This post has been updated to correct a statement from U.S. 3rd Fleet on which date the Nimitz Carrier Strike Group completed COMPTUEX.
USS Nimitz (CVN-71) is pier-side in California after completing its final series of exercises ahead of a planned deployment to the Western Pacific, USNI News has learned.
On Wednesday, the carrier pulled into Naval Amphibious Base Coronado after completing its composite training unit exercise (COMPTUEX).
“Nimitz completed its composite training unit exercise Tuesday and is in port (in) San Diego for logistics purposes,” U.S. 3rd Fleet spokesman Cmdr. John Fage told USNI News.
“Sailors will remain on the ship in order to maintain a COVID-free bubble.”
The carrier left Bremerton, Wash., in April to gather its escorts and air wing in California and then left for the COMPTUEX on May 8.
The following ships and units were scheduled to join the Nimitz CSG to conduct the COMPTUEX: guided-missile cruiser USS Princeton (CG-59); Arleigh Burke-class guided-missile destroyers USS John Paul Jones (DDG-53), USS Sterett (DDG-104) and USS Ralph Johnson (DDG-114); and Carrier Air Wing 17 and its associated squadrons and personnel from Naval Air Station (NAS) Whidbey Island, Wash., NAS Lemoore, Calif., NAS North Island, Calif., and Naval Base Ventura County, Calif.
Now with the COMPTUEX completed, the ship is set to deploy to the Western Pacific in the next several days, USNI News understands.
Nimitz CSG’s departure now clears the way for carrier USS Harry S. Truman (CVN-75), currently operating off the East Coast, to return to its homeport at Naval Station Norfolk Va., USNI News understands.
In April, Pentagon leaders said the decision was made to keep Truman at sea to stay safe against potential COVID-19 infection and ready to serve as a reserve force.
“We made a decision, the [Secretary of Defense] made a decision and the Navy made a decision to keep the Harry S. Truman at sea so that we had at least two carriers at sea at a moment’s notice,” Gen. Mark Milley said on April 14.
“We’ll keep the Harry S. Truman at sea until next up, which is the Nimitz, sets sail, which we expect to set sail shortly.
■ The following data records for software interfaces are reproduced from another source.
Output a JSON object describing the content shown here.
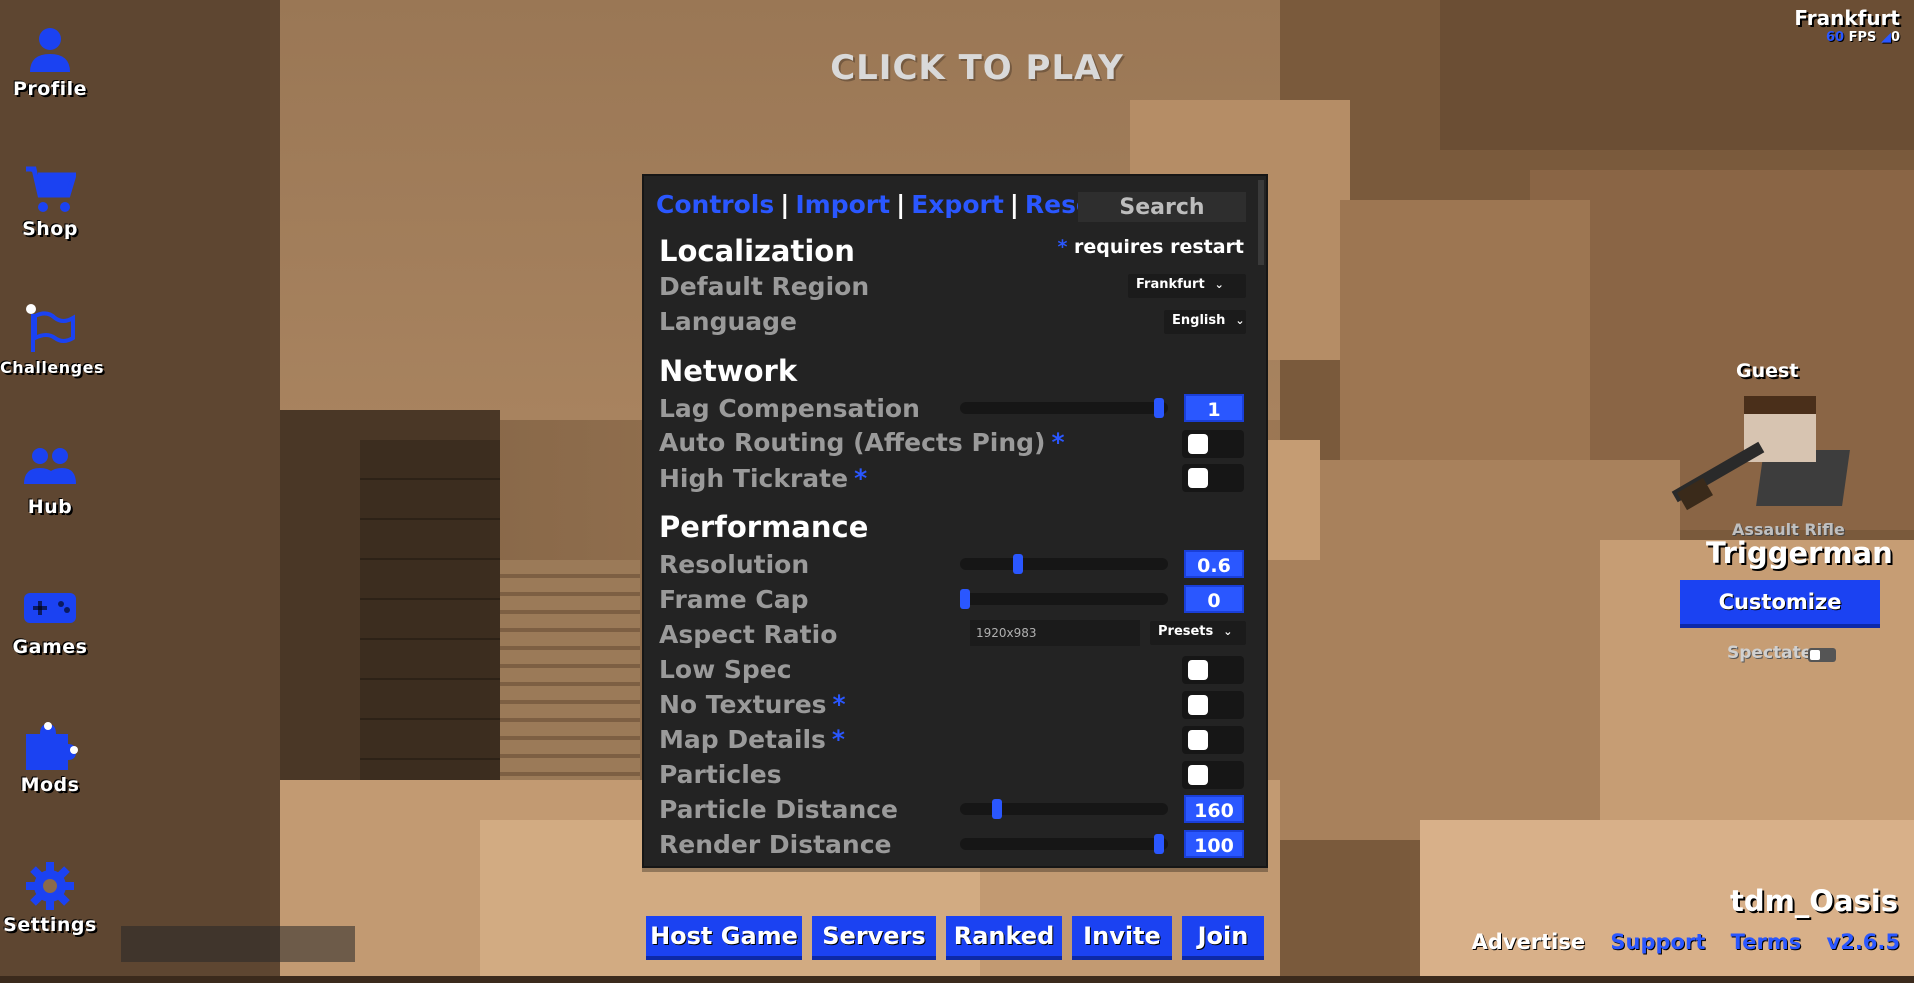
{
  "header": {
    "click_to_play": "CLICK TO PLAY"
  },
  "region_info": {
    "region": "Frankfurt",
    "fps_value": "60",
    "fps_label": "FPS",
    "ping_value": "0"
  },
  "sidebar": {
    "items": [
      {
        "label": "Profile",
        "icon": "profile-icon"
      },
      {
        "label": "Shop",
        "icon": "cart-icon"
      },
      {
        "label": "Challenges",
        "icon": "flag-icon"
      },
      {
        "label": "Hub",
        "icon": "users-icon"
      },
      {
        "label": "Games",
        "icon": "gamepad-icon"
      },
      {
        "label": "Mods",
        "icon": "puzzle-icon"
      },
      {
        "label": "Settings",
        "icon": "gear-icon"
      }
    ]
  },
  "settings": {
    "tabs": {
      "controls": "Controls",
      "import": "Import",
      "export": "Export",
      "reset": "Reset",
      "separator": "|"
    },
    "search_placeholder": "Search",
    "restart_note_star": "*",
    "restart_note": "requires restart",
    "sections": {
      "localization": "Localization",
      "network": "Network",
      "performance": "Performance"
    },
    "rows": {
      "default_region": {
        "label": "Default Region",
        "value": "Frankfurt"
      },
      "language": {
        "label": "Language",
        "value": "English"
      },
      "lag_compensation": {
        "label": "Lag Compensation",
        "value": "1",
        "slider_fraction": 0.98
      },
      "auto_routing": {
        "label": "Auto Routing (Affects Ping)",
        "star": "*",
        "checked": false
      },
      "high_tickrate": {
        "label": "High Tickrate",
        "star": "*",
        "checked": false
      },
      "resolution": {
        "label": "Resolution",
        "value": "0.6",
        "slider_fraction": 0.27
      },
      "frame_cap": {
        "label": "Frame Cap",
        "value": "0",
        "slider_fraction": 0.0
      },
      "aspect_ratio": {
        "label": "Aspect Ratio",
        "value": "1920x983",
        "preset": "Presets"
      },
      "low_spec": {
        "label": "Low Spec",
        "checked": false
      },
      "no_textures": {
        "label": "No Textures",
        "star": "*",
        "checked": false
      },
      "map_details": {
        "label": "Map Details",
        "star": "*",
        "checked": false
      },
      "particles": {
        "label": "Particles",
        "checked": false
      },
      "particle_distance": {
        "label": "Particle Distance",
        "value": "160",
        "slider_fraction": 0.16
      },
      "render_distance": {
        "label": "Render Distance",
        "value": "100",
        "slider_fraction": 0.98
      }
    }
  },
  "bottom_buttons": {
    "host_game": "Host Game",
    "servers": "Servers",
    "ranked": "Ranked",
    "invite": "Invite",
    "join": "Join"
  },
  "character": {
    "guest": "Guest",
    "weapon": "Assault Rifle",
    "class_name": "Triggerman",
    "customize": "Customize",
    "spectate": "Spectate"
  },
  "footer": {
    "username": "tdm_Oasis",
    "advertise": "Advertise",
    "support": "Support",
    "terms": "Terms",
    "version": "v2.6.5"
  },
  "colors": {
    "accent_blue": "#2a57ff",
    "button_blue": "#1b42f2",
    "panel_bg": "#232323"
  }
}
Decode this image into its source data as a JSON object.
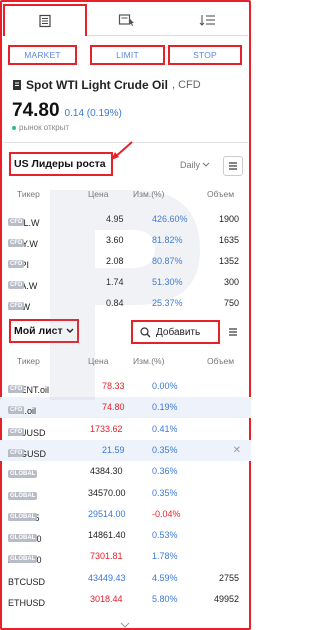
{
  "colors": {
    "accent": "#e8202a",
    "link": "#5b87e6",
    "up": "#3a78d8",
    "down": "#e8202a",
    "status": "#2dbd8a"
  },
  "tabs": [
    {
      "icon": "order-ticket-icon"
    },
    {
      "icon": "chart-pointer-icon"
    },
    {
      "icon": "list-sort-icon"
    }
  ],
  "order_buttons": {
    "market": "MARKET",
    "limit": "LIMIT",
    "stop": "STOP"
  },
  "instrument": {
    "name": "Spot WTI Light Crude Oil",
    "type": ", CFD",
    "price": "74.80",
    "change": "0.14 (0.19%)",
    "status": "рынок открыт"
  },
  "leaders": {
    "title": "US Лидеры роста",
    "period": "Daily",
    "columns": {
      "symbol": "Тикер",
      "price": "Цена",
      "change": "Изм.(%)",
      "volume": "Объем"
    },
    "rows": [
      {
        "symbol": "OWL.W",
        "badge": "CFD",
        "price": "4.95",
        "change": "426.60%",
        "volume": "1900"
      },
      {
        "symbol": "DMY.W",
        "badge": "CFD",
        "price": "3.60",
        "change": "81.82%",
        "volume": "1635"
      },
      {
        "symbol": "SDPI",
        "badge": "CFD",
        "price": "2.08",
        "change": "80.87%",
        "volume": "1352"
      },
      {
        "symbol": "OPA.W",
        "badge": "CFD",
        "price": "1.74",
        "change": "51.30%",
        "volume": "300"
      },
      {
        "symbol": "PV.W",
        "badge": "CFD",
        "price": "0.84",
        "change": "25.37%",
        "volume": "750"
      }
    ]
  },
  "watchlist": {
    "title": "Мой лист",
    "add_label": "Добавить",
    "columns": {
      "symbol": "Тикер",
      "price": "Цена",
      "change": "Изм.(%)",
      "volume": "Объем"
    },
    "rows": [
      {
        "symbol": "BRENT.oil",
        "badge": "CFD",
        "price": "78.33",
        "price_color": "#e8202a",
        "change": "0.00%",
        "volume": ""
      },
      {
        "symbol": "WTI.oil",
        "badge": "CFD",
        "price": "74.80",
        "price_color": "#e8202a",
        "change": "0.19%",
        "volume": ""
      },
      {
        "symbol": "XAUUSD",
        "badge": "CFD",
        "price": "1733.62",
        "price_color": "#e8202a",
        "change": "0.41%",
        "volume": ""
      },
      {
        "symbol": "XAGUSD",
        "badge": "CFD",
        "price": "21.59",
        "price_color": "#3a78d8",
        "change": "0.35%",
        "volume": ""
      },
      {
        "symbol": "US500",
        "badge": "GLOBAL",
        "price": "4384.30",
        "price_color": "#222222",
        "change": "0.36%",
        "volume": ""
      },
      {
        "symbol": "US30",
        "badge": "GLOBAL",
        "price": "34570.00",
        "price_color": "#222222",
        "change": "0.35%",
        "volume": ""
      },
      {
        "symbol": "JPY225",
        "badge": "GLOBAL",
        "price": "29514.00",
        "price_color": "#3a78d8",
        "change": "-0.04%",
        "volume": ""
      },
      {
        "symbol": "NAS100",
        "badge": "GLOBAL",
        "price": "14861.40",
        "price_color": "#222222",
        "change": "0.53%",
        "volume": ""
      },
      {
        "symbol": "AUS200",
        "badge": "GLOBAL",
        "price": "7301.81",
        "price_color": "#e8202a",
        "change": "1.78%",
        "volume": ""
      },
      {
        "symbol": "BTCUSD",
        "badge": "",
        "price": "43449.43",
        "price_color": "#3a78d8",
        "change": "4.59%",
        "volume": "2755"
      },
      {
        "symbol": "ETHUSD",
        "badge": "",
        "price": "3018.44",
        "price_color": "#e8202a",
        "change": "5.80%",
        "volume": "49952"
      }
    ]
  }
}
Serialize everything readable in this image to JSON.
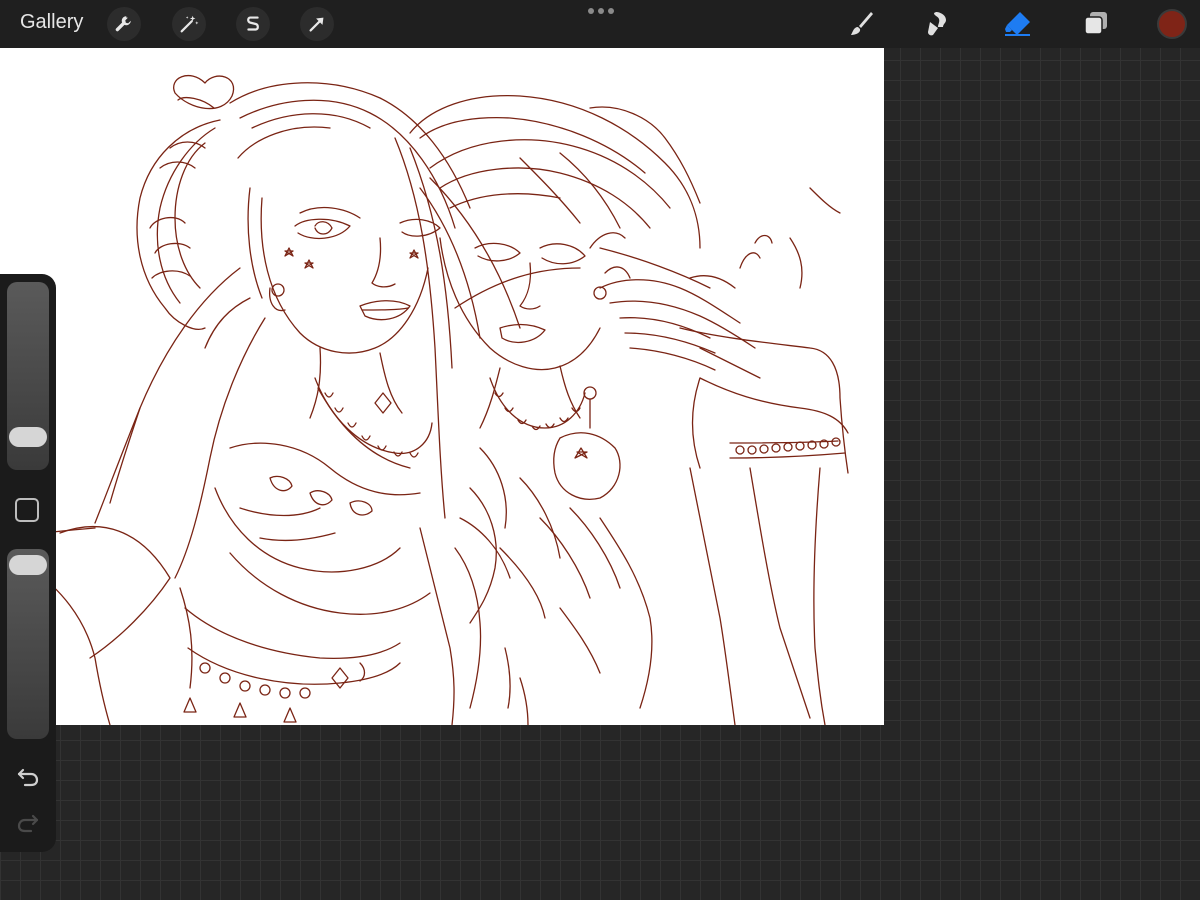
{
  "toolbar": {
    "gallery_label": "Gallery",
    "left_tools": [
      "wrench-icon",
      "magic-wand-icon",
      "selection-icon",
      "transform-arrow-icon"
    ],
    "right_tools": [
      "brush-icon",
      "smudge-icon",
      "eraser-icon",
      "layers-icon"
    ],
    "active_tool": "eraser-icon",
    "active_tool_color": "#1e7cf2",
    "current_color": "#7f2417"
  },
  "canvas": {
    "background": "#ffffff",
    "stroke_color": "#7a2414"
  },
  "sidebar": {
    "brush_size_level": 0.87,
    "opacity_level": 0.0,
    "controls": [
      "modify-square-icon",
      "undo-icon",
      "redo-icon"
    ]
  }
}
That was a conscious, deliberative, operational decision in order to make sure that we had carrier strike group capability at sea.”
In a separate statement at the time, U.S. 2nd Fleet Commander Vice Adm. Andrew Lewis said “the ship is entering a period in which it needs to be ready to respond and deploy at any time. Normally we can do that pier-side, but in the face of COVID-19, we need to protect our most valuable asset, our people, by keeping the ship out to sea.”
When it returns to port, Truman will have completed its second deployment in two years after operating primarily in the North Arabian Sea and the Gulf of Oman.
The deployment of the Nimitz CSG will be the first major test of the Navy’s mitigation process to prevent COVID-19 outbreaks aboard ships.
The almost 8,000 sailors in the strike group, the embarked air wing and the ship’s escorts stayed in an extended isolation period and were tested for the virus before being allowed to get underway.
Also on Wednesday, USS Theodore Roosevelt (CVN-71) arrived in Guam to pick up its last remaining sailors after a two month battle with a COVID-19 outbreak.